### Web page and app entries
━━━━━━

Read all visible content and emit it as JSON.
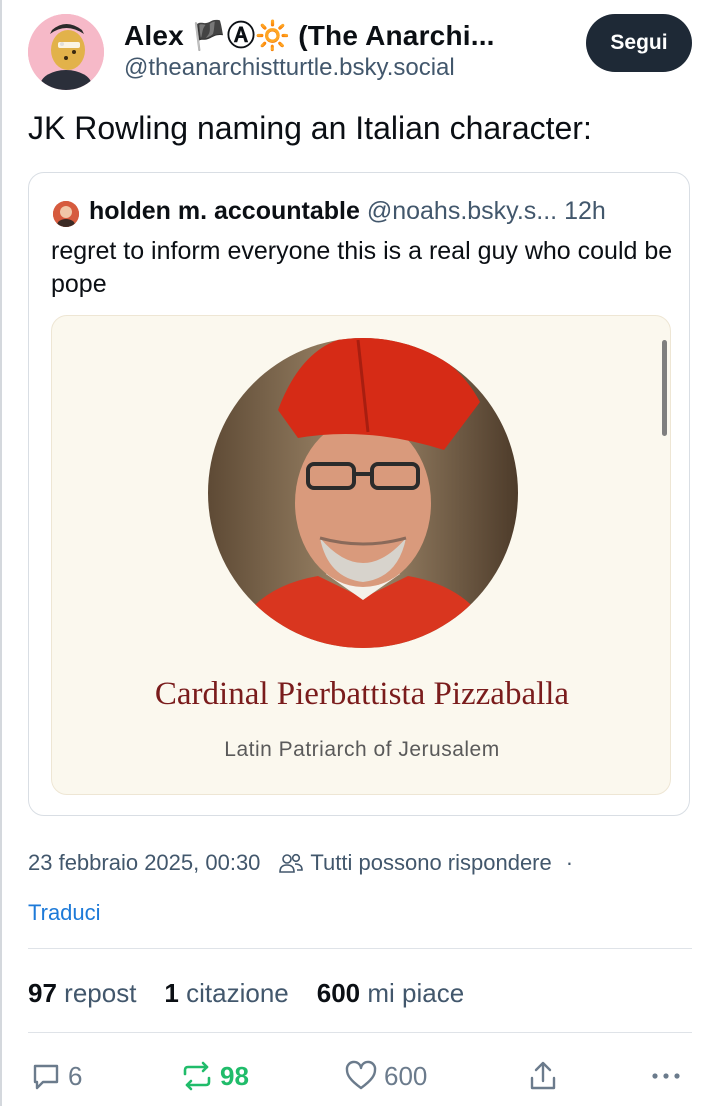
{
  "author": {
    "name": "Alex 🏴Ⓐ🔆 (The Anarchi...",
    "handle": "@theanarchistturtle.bsky.social",
    "follow_label": "Segui"
  },
  "post": {
    "text": "JK Rowling naming an Italian character:"
  },
  "quoted_post": {
    "name": "holden m. accountable",
    "handle": "@noahs.bsky.s...",
    "time": "12h",
    "text": "regret to inform everyone this is a real guy who could be pope",
    "card": {
      "title": "Cardinal Pierbattista Pizzaballa",
      "subtitle": "Latin Patriarch of Jerusalem"
    }
  },
  "meta": {
    "timestamp": "23 febbraio 2025, 00:30",
    "reply_setting": "Tutti possono rispondere",
    "separator": "·",
    "translate_label": "Traduci"
  },
  "stats": {
    "reposts_count": "97",
    "reposts_label": "repost",
    "quotes_count": "1",
    "quotes_label": "citazione",
    "likes_count": "600",
    "likes_label": "mi piace"
  },
  "actions": {
    "reply_count": "6",
    "repost_count": "98",
    "like_count": "600"
  },
  "colors": {
    "accent_blue": "#1d7ad8",
    "repost_green": "#20bc6a",
    "card_title_red": "#7a1c1c",
    "follow_button_bg": "#1e2936"
  }
}
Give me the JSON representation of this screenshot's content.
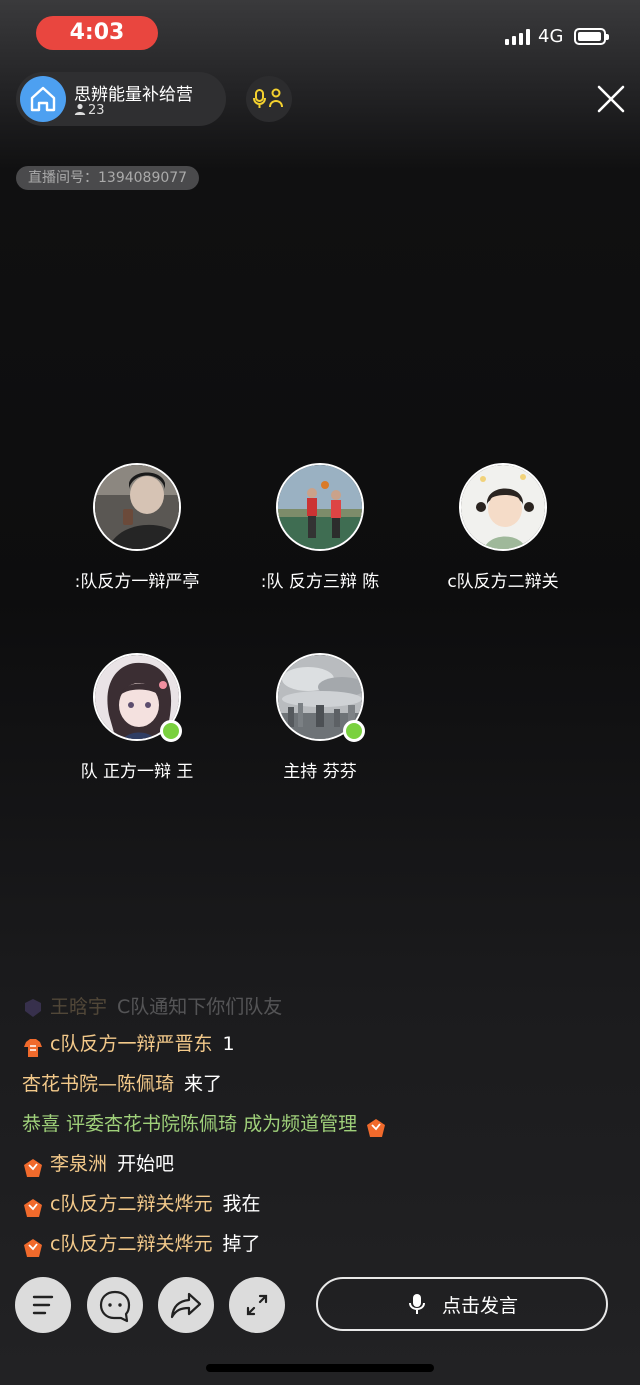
{
  "status": {
    "time": "4:03",
    "network": "4G"
  },
  "room": {
    "name": "思辨能量补给营",
    "count": "23",
    "id_label": "直播间号：1394089077"
  },
  "seats": [
    {
      "name": ":队反方一辩严亭",
      "online": false
    },
    {
      "name": ":队 反方三辩 陈",
      "online": false
    },
    {
      "name": "c队反方二辩关",
      "online": false
    },
    {
      "name": "队 正方一辩 王",
      "online": true
    },
    {
      "name": "主持 芬芬",
      "online": true
    }
  ],
  "chat": [
    {
      "user": "王晗宇",
      "text": "C队通知下你们队友",
      "faded": true
    },
    {
      "user": "c队反方一辩严晋东",
      "text": "1"
    },
    {
      "user": "杏花书院—陈佩琦",
      "text": "来了"
    },
    {
      "system": "恭喜 评委杏花书院陈佩琦 成为频道管理"
    },
    {
      "user": "李泉洲",
      "text": "开始吧"
    },
    {
      "user": "c队反方二辩关烨元",
      "text": "我在"
    },
    {
      "user": "c队反方二辩关烨元",
      "text": "掉了"
    }
  ],
  "bottom": {
    "speak_label": "点击发言"
  },
  "colors": {
    "accent_red": "#e9463f",
    "online_green": "#7ad13f",
    "home_blue": "#4da0f1",
    "badge_orange": "#f06a2c"
  }
}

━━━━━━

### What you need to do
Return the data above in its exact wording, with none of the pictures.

### Problem solution
Read all visible content and emit it as JSON.
{
  "author": {
    "name": "Alex 🏴Ⓐ🔆 (The Anarchi...",
    "handle": "@theanarchistturtle.bsky.social",
    "follow_label": "Segui"
  },
  "post": {
    "text": "JK Rowling naming an Italian character:"
  },
  "quoted_post": {
    "name": "holden m. accountable",
    "handle": "@noahs.bsky.s...",
    "time": "12h",
    "text": "regret to inform everyone this is a real guy who could be pope",
    "card": {
      "title": "Cardinal Pierbattista Pizzaballa",
      "subtitle": "Latin Patriarch of Jerusalem"
    }
  },
  "meta": {
    "timestamp": "23 febbraio 2025, 00:30",
    "reply_setting": "Tutti possono rispondere",
    "separator": "·",
    "translate_label": "Traduci"
  },
  "stats": {
    "reposts_count": "97",
    "reposts_label": "repost",
    "quotes_count": "1",
    "quotes_label": "citazione",
    "likes_count": "600",
    "likes_label": "mi piace"
  },
  "actions": {
    "reply_count": "6",
    "repost_count": "98",
    "like_count": "600"
  },
  "colors": {
    "accent_blue": "#1d7ad8",
    "repost_green": "#20bc6a",
    "card_title_red": "#7a1c1c",
    "follow_button_bg": "#1e2936"
  }
}
Give me the JSON representation of this screenshot's content.
{
  "status": {
    "time": "4:03",
    "network": "4G"
  },
  "room": {
    "name": "思辨能量补给营",
    "count": "23",
    "id_label": "直播间号：1394089077"
  },
  "seats": [
    {
      "name": ":队反方一辩严亭",
      "online": false
    },
    {
      "name": ":队 反方三辩 陈",
      "online": false
    },
    {
      "name": "c队反方二辩关",
      "online": false
    },
    {
      "name": "队 正方一辩 王",
      "online": true
    },
    {
      "name": "主持 芬芬",
      "online": true
    }
  ],
  "chat": [
    {
      "user": "王晗宇",
      "text": "C队通知下你们队友",
      "faded": true
    },
    {
      "user": "c队反方一辩严晋东",
      "text": "1"
    },
    {
      "user": "杏花书院—陈佩琦",
      "text": "来了"
    },
    {
      "system": "恭喜 评委杏花书院陈佩琦 成为频道管理"
    },
    {
      "user": "李泉洲",
      "text": "开始吧"
    },
    {
      "user": "c队反方二辩关烨元",
      "text": "我在"
    },
    {
      "user": "c队反方二辩关烨元",
      "text": "掉了"
    }
  ],
  "bottom": {
    "speak_label": "点击发言"
  },
  "colors": {
    "accent_red": "#e9463f",
    "online_green": "#7ad13f",
    "home_blue": "#4da0f1",
    "badge_orange": "#f06a2c"
  }
}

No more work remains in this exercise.